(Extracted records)
+-------+

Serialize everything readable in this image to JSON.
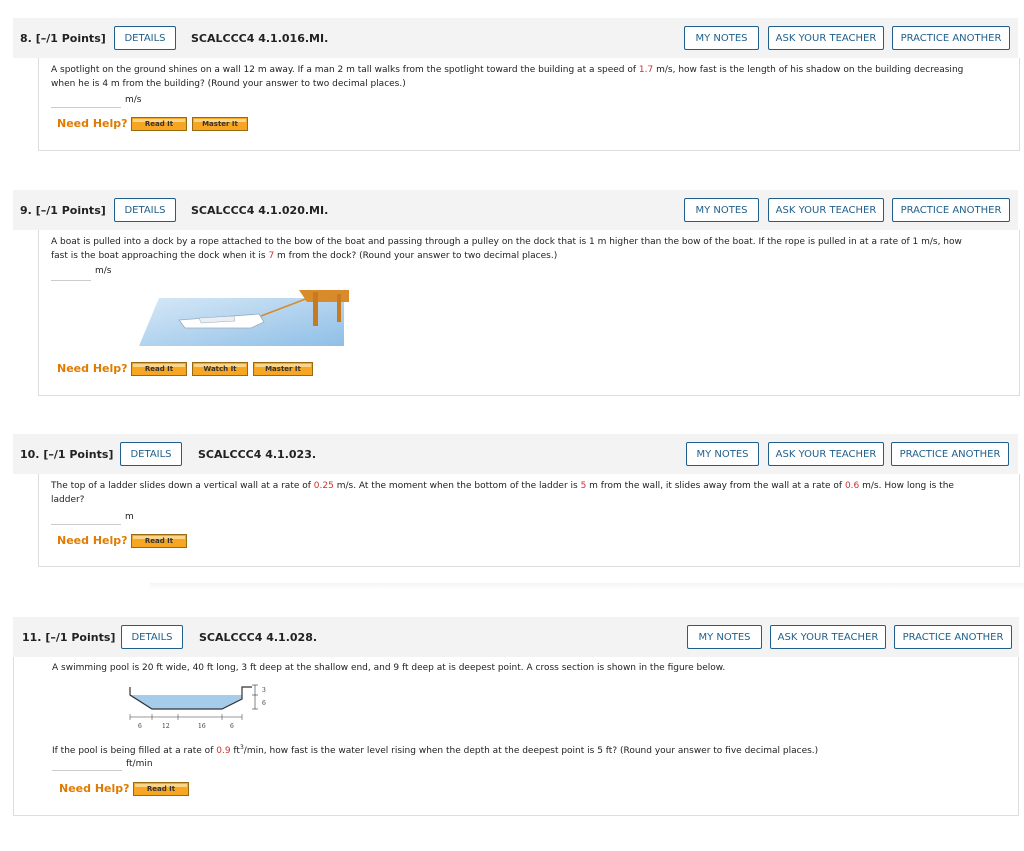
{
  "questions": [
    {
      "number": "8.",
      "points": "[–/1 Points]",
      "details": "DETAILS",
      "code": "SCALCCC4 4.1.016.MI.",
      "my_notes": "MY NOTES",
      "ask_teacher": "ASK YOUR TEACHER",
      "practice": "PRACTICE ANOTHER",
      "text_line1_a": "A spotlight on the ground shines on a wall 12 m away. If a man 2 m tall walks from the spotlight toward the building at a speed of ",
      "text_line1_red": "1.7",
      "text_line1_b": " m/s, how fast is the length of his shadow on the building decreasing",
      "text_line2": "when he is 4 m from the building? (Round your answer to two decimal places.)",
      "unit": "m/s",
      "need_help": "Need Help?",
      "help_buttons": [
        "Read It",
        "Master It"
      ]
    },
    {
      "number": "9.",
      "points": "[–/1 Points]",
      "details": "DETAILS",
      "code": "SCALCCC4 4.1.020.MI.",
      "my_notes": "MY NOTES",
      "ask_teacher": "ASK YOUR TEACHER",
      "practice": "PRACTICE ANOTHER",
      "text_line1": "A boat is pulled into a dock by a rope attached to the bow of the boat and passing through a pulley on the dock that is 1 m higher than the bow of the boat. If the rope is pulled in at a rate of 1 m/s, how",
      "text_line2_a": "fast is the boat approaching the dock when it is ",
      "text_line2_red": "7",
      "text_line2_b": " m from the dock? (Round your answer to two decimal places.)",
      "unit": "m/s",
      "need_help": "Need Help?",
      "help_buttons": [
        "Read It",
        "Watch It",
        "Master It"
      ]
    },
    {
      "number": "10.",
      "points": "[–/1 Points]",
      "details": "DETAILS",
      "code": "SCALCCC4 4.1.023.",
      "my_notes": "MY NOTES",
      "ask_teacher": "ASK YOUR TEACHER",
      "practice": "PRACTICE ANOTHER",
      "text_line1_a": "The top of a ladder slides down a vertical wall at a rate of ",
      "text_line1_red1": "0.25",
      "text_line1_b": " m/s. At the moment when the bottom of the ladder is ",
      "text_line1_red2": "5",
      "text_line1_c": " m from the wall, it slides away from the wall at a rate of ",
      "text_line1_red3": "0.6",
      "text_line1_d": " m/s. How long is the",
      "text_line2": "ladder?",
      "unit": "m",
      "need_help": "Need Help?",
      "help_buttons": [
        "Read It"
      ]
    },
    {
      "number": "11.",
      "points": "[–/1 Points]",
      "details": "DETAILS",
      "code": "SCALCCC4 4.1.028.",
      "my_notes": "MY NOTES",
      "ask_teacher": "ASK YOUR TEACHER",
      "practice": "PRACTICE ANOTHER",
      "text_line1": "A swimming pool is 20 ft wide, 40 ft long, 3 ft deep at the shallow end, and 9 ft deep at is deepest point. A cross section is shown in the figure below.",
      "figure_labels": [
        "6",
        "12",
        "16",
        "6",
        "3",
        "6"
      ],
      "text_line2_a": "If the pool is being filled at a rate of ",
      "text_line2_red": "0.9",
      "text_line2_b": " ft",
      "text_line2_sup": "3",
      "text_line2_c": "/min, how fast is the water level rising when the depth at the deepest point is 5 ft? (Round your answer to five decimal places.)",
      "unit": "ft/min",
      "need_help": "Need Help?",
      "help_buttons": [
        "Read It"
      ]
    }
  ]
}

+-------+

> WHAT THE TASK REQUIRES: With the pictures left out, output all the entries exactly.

> RESPONSE TO THE EXERCISE:
Serialize everything readable in this image to JSON.
{
  "questions": [
    {
      "number": "8.",
      "points": "[–/1 Points]",
      "details": "DETAILS",
      "code": "SCALCCC4 4.1.016.MI.",
      "my_notes": "MY NOTES",
      "ask_teacher": "ASK YOUR TEACHER",
      "practice": "PRACTICE ANOTHER",
      "text_line1_a": "A spotlight on the ground shines on a wall 12 m away. If a man 2 m tall walks from the spotlight toward the building at a speed of ",
      "text_line1_red": "1.7",
      "text_line1_b": " m/s, how fast is the length of his shadow on the building decreasing",
      "text_line2": "when he is 4 m from the building? (Round your answer to two decimal places.)",
      "unit": "m/s",
      "need_help": "Need Help?",
      "help_buttons": [
        "Read It",
        "Master It"
      ]
    },
    {
      "number": "9.",
      "points": "[–/1 Points]",
      "details": "DETAILS",
      "code": "SCALCCC4 4.1.020.MI.",
      "my_notes": "MY NOTES",
      "ask_teacher": "ASK YOUR TEACHER",
      "practice": "PRACTICE ANOTHER",
      "text_line1": "A boat is pulled into a dock by a rope attached to the bow of the boat and passing through a pulley on the dock that is 1 m higher than the bow of the boat. If the rope is pulled in at a rate of 1 m/s, how",
      "text_line2_a": "fast is the boat approaching the dock when it is ",
      "text_line2_red": "7",
      "text_line2_b": " m from the dock? (Round your answer to two decimal places.)",
      "unit": "m/s",
      "need_help": "Need Help?",
      "help_buttons": [
        "Read It",
        "Watch It",
        "Master It"
      ]
    },
    {
      "number": "10.",
      "points": "[–/1 Points]",
      "details": "DETAILS",
      "code": "SCALCCC4 4.1.023.",
      "my_notes": "MY NOTES",
      "ask_teacher": "ASK YOUR TEACHER",
      "practice": "PRACTICE ANOTHER",
      "text_line1_a": "The top of a ladder slides down a vertical wall at a rate of ",
      "text_line1_red1": "0.25",
      "text_line1_b": " m/s. At the moment when the bottom of the ladder is ",
      "text_line1_red2": "5",
      "text_line1_c": " m from the wall, it slides away from the wall at a rate of ",
      "text_line1_red3": "0.6",
      "text_line1_d": " m/s. How long is the",
      "text_line2": "ladder?",
      "unit": "m",
      "need_help": "Need Help?",
      "help_buttons": [
        "Read It"
      ]
    },
    {
      "number": "11.",
      "points": "[–/1 Points]",
      "details": "DETAILS",
      "code": "SCALCCC4 4.1.028.",
      "my_notes": "MY NOTES",
      "ask_teacher": "ASK YOUR TEACHER",
      "practice": "PRACTICE ANOTHER",
      "text_line1": "A swimming pool is 20 ft wide, 40 ft long, 3 ft deep at the shallow end, and 9 ft deep at is deepest point. A cross section is shown in the figure below.",
      "figure_labels": [
        "6",
        "12",
        "16",
        "6",
        "3",
        "6"
      ],
      "text_line2_a": "If the pool is being filled at a rate of ",
      "text_line2_red": "0.9",
      "text_line2_b": " ft",
      "text_line2_sup": "3",
      "text_line2_c": "/min, how fast is the water level rising when the depth at the deepest point is 5 ft? (Round your answer to five decimal places.)",
      "unit": "ft/min",
      "need_help": "Need Help?",
      "help_buttons": [
        "Read It"
      ]
    }
  ]
}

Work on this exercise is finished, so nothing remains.